Data records for software interfaces:
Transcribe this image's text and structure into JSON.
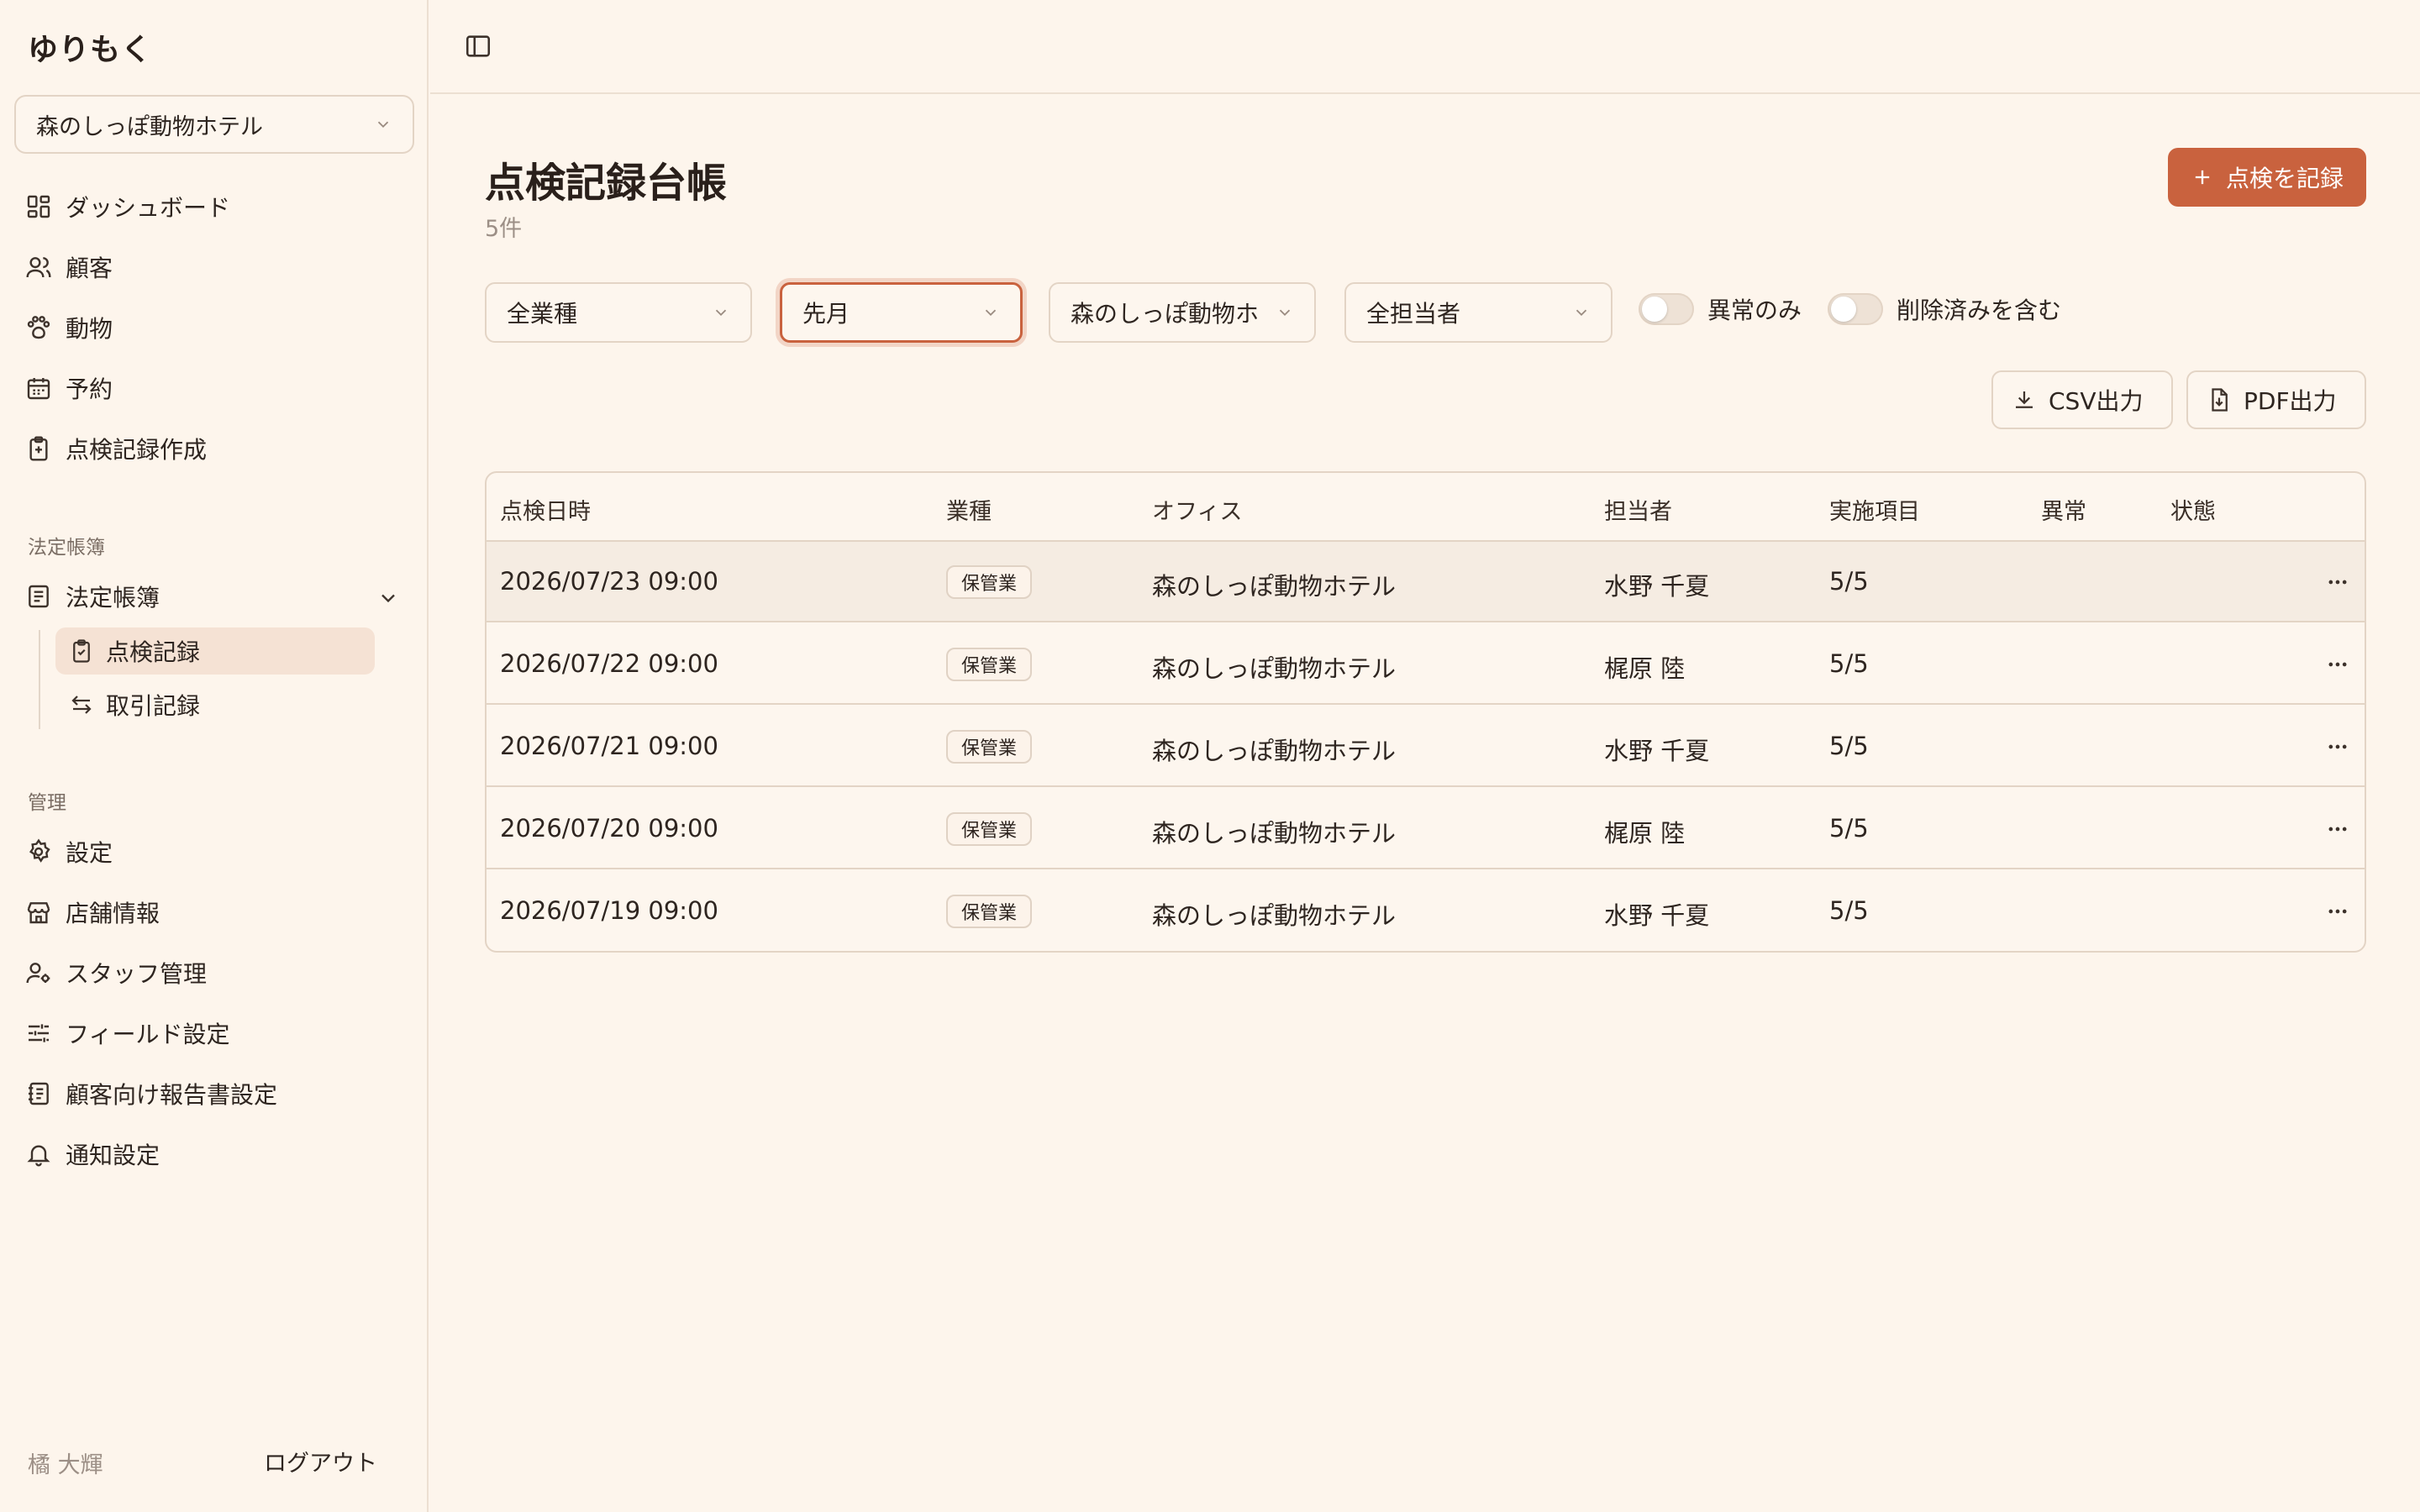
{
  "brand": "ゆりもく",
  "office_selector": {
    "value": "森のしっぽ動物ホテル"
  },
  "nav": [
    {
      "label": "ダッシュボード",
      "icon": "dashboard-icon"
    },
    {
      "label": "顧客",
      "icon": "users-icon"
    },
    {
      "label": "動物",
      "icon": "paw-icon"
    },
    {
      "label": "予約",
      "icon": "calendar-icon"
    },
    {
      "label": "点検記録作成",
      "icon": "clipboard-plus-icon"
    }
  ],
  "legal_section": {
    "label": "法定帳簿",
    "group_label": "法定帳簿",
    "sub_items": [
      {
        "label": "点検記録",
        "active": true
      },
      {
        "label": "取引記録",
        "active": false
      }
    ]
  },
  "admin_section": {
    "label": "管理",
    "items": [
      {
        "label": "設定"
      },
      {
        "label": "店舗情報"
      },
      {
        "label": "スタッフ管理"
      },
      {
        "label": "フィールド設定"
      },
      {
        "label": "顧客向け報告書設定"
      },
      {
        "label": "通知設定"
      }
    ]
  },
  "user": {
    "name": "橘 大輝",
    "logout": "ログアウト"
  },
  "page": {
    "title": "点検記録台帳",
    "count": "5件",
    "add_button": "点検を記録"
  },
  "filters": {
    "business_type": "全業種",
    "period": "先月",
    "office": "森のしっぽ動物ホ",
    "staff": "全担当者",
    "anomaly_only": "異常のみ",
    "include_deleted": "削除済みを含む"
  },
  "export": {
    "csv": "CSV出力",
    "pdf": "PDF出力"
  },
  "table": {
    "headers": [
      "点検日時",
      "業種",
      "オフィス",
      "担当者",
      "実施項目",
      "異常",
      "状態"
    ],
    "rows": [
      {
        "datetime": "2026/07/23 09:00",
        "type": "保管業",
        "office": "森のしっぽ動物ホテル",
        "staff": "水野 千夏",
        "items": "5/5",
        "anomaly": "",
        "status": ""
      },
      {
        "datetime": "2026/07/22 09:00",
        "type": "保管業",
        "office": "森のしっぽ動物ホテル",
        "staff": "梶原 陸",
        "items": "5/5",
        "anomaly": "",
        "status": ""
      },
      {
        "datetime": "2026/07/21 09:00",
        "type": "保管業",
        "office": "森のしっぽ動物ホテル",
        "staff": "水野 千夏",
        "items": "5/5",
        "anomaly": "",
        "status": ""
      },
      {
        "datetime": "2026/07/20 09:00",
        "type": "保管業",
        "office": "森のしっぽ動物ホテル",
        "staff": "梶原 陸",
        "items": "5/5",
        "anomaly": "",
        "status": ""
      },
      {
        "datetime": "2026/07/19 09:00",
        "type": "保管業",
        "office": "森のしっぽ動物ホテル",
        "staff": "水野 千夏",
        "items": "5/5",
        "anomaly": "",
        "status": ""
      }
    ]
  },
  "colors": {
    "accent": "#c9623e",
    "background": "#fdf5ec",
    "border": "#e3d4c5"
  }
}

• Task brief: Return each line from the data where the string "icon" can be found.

• Response:
      "icon": "dashboard-icon"
      "icon": "users-icon"
      "icon": "paw-icon"
      "icon": "calendar-icon"
      "icon": "clipboard-plus-icon"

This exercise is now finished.